> **WHAT THIS TASK INVOLVES**: Give back each record precisely, pictures excluded.

---*---

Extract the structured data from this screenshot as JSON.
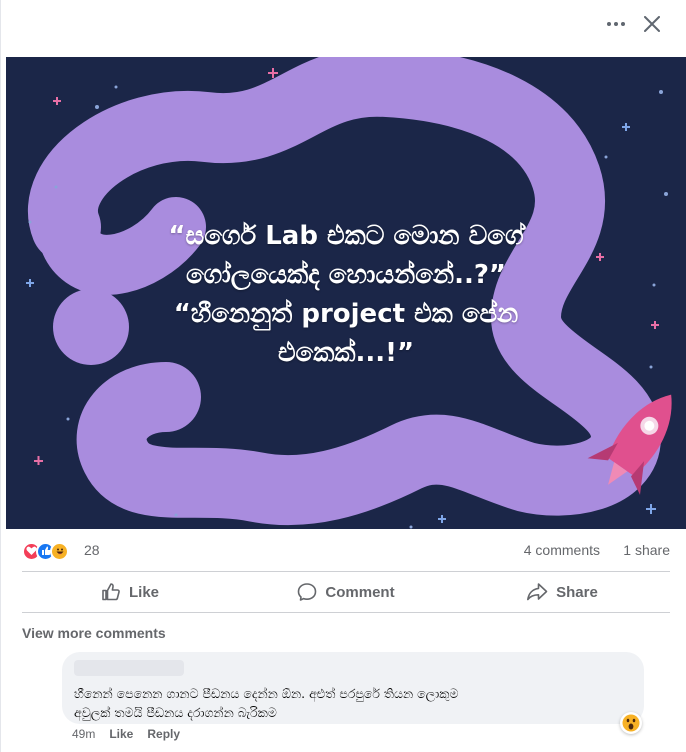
{
  "header": {
    "more_icon": "ellipsis-horizontal-icon",
    "close_icon": "close-icon"
  },
  "post": {
    "image_text": [
      "“සර්ගෙ Lab එකට මොන වගේ",
      "ගෝලයෙක්ද හොයන්නේ..?”",
      "“හීනෙනුත් project එක පේන",
      "එකෙක්...!”"
    ],
    "colors": {
      "background": "#1b2648",
      "shape": "#a98cde",
      "rocket": "#e0508e"
    }
  },
  "stats": {
    "reaction_icons": [
      "love-icon",
      "like-icon",
      "haha-icon"
    ],
    "reaction_count": "28",
    "comments": "4 comments",
    "shares": "1 share"
  },
  "actions": [
    {
      "label": "Like",
      "icon": "thumbs-up-icon"
    },
    {
      "label": "Comment",
      "icon": "comment-bubble-icon"
    },
    {
      "label": "Share",
      "icon": "share-arrow-icon"
    }
  ],
  "comments_section": {
    "view_more": "View more comments",
    "comment": {
      "text_line1": "හීනෙන් පෙනෙන ගානට පීඩනය දෙන්න ඕන. අළුත් පරපුරේ තියන ලොකුම",
      "text_line2": "අවුලක් තමයි පීඩනය දරාගන්න බැරිකම",
      "time": "49m",
      "like": "Like",
      "reply": "Reply",
      "reaction": "wow-icon"
    }
  }
}
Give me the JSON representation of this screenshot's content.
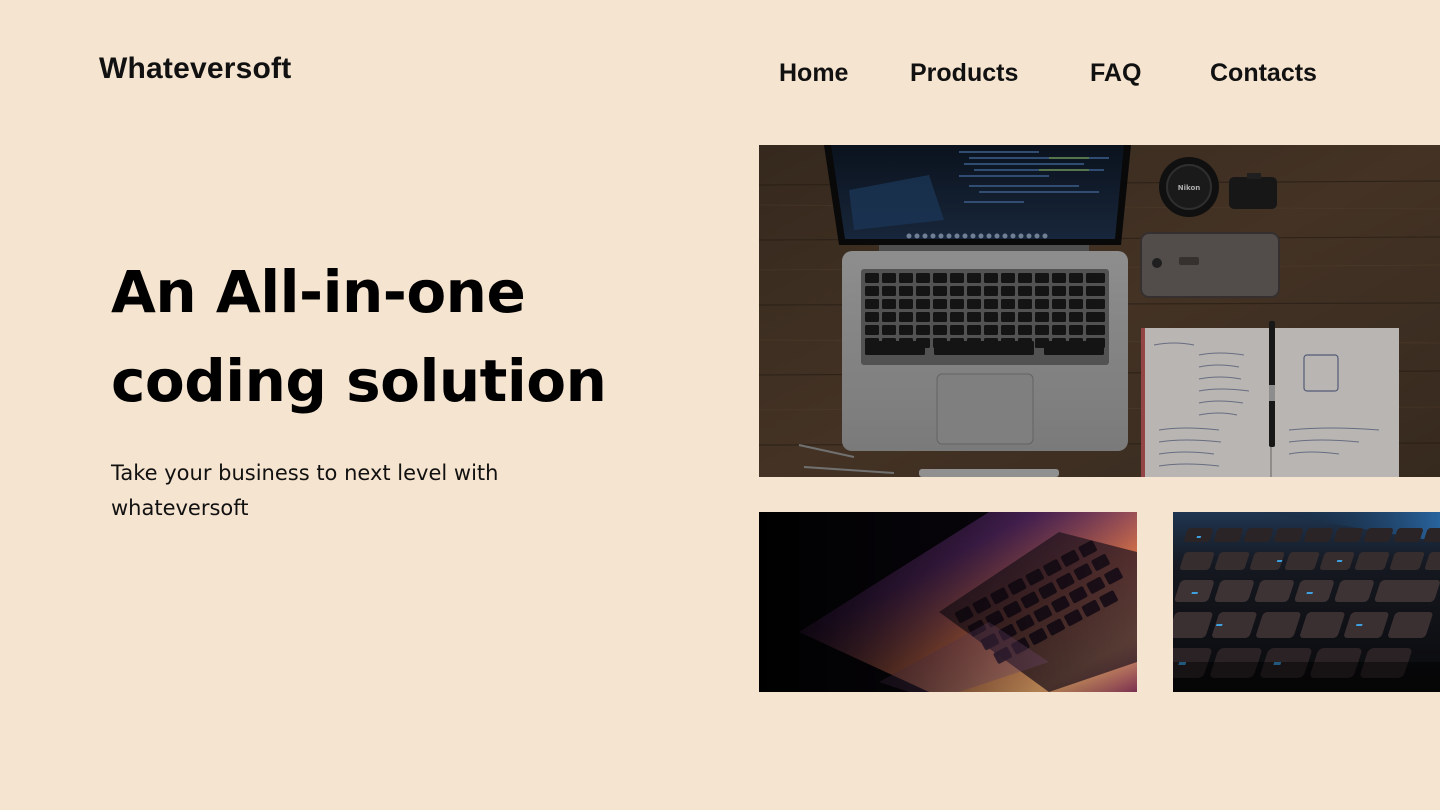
{
  "colors": {
    "background": "#f5e4cf",
    "text": "#111111",
    "heading": "#000000"
  },
  "header": {
    "logo": "Whateversoft",
    "nav": [
      {
        "label": "Home"
      },
      {
        "label": "Products"
      },
      {
        "label": "FAQ"
      },
      {
        "label": "Contacts"
      }
    ]
  },
  "hero": {
    "title_line1": "An All-in-one",
    "title_line2": "coding solution",
    "subtitle_line1": "Take your business to next level with",
    "subtitle_line2": "whateversoft"
  },
  "images": {
    "main": {
      "label": "Laptop with code, camera, phone and notebook on wooden desk",
      "camera_brand": "Nikon"
    },
    "small_left": {
      "label": "Laptop keyboard under colorful light"
    },
    "small_right": {
      "label": "Backlit keyboard close-up"
    }
  }
}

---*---

> **EXERCISE ANSWER**:
Extract the structured data from this screenshot as JSON.
{
  "header": {
    "more_icon": "ellipsis-horizontal-icon",
    "close_icon": "close-icon"
  },
  "post": {
    "image_text": [
      "“සර්ගෙ Lab එකට මොන වගේ",
      "ගෝලයෙක්ද හොයන්නේ..?”",
      "“හීනෙනුත් project එක පේන",
      "එකෙක්...!”"
    ],
    "colors": {
      "background": "#1b2648",
      "shape": "#a98cde",
      "rocket": "#e0508e"
    }
  },
  "stats": {
    "reaction_icons": [
      "love-icon",
      "like-icon",
      "haha-icon"
    ],
    "reaction_count": "28",
    "comments": "4 comments",
    "shares": "1 share"
  },
  "actions": [
    {
      "label": "Like",
      "icon": "thumbs-up-icon"
    },
    {
      "label": "Comment",
      "icon": "comment-bubble-icon"
    },
    {
      "label": "Share",
      "icon": "share-arrow-icon"
    }
  ],
  "comments_section": {
    "view_more": "View more comments",
    "comment": {
      "text_line1": "හීනෙන් පෙනෙන ගානට පීඩනය දෙන්න ඕන. අළුත් පරපුරේ තියන ලොකුම",
      "text_line2": "අවුලක් තමයි පීඩනය දරාගන්න බැරිකම",
      "time": "49m",
      "like": "Like",
      "reply": "Reply",
      "reaction": "wow-icon"
    }
  }
}
Give me the JSON representation of this screenshot's content.
{
  "colors": {
    "background": "#f5e4cf",
    "text": "#111111",
    "heading": "#000000"
  },
  "header": {
    "logo": "Whateversoft",
    "nav": [
      {
        "label": "Home"
      },
      {
        "label": "Products"
      },
      {
        "label": "FAQ"
      },
      {
        "label": "Contacts"
      }
    ]
  },
  "hero": {
    "title_line1": "An All-in-one",
    "title_line2": "coding solution",
    "subtitle_line1": "Take your business to next level with",
    "subtitle_line2": "whateversoft"
  },
  "images": {
    "main": {
      "label": "Laptop with code, camera, phone and notebook on wooden desk",
      "camera_brand": "Nikon"
    },
    "small_left": {
      "label": "Laptop keyboard under colorful light"
    },
    "small_right": {
      "label": "Backlit keyboard close-up"
    }
  }
}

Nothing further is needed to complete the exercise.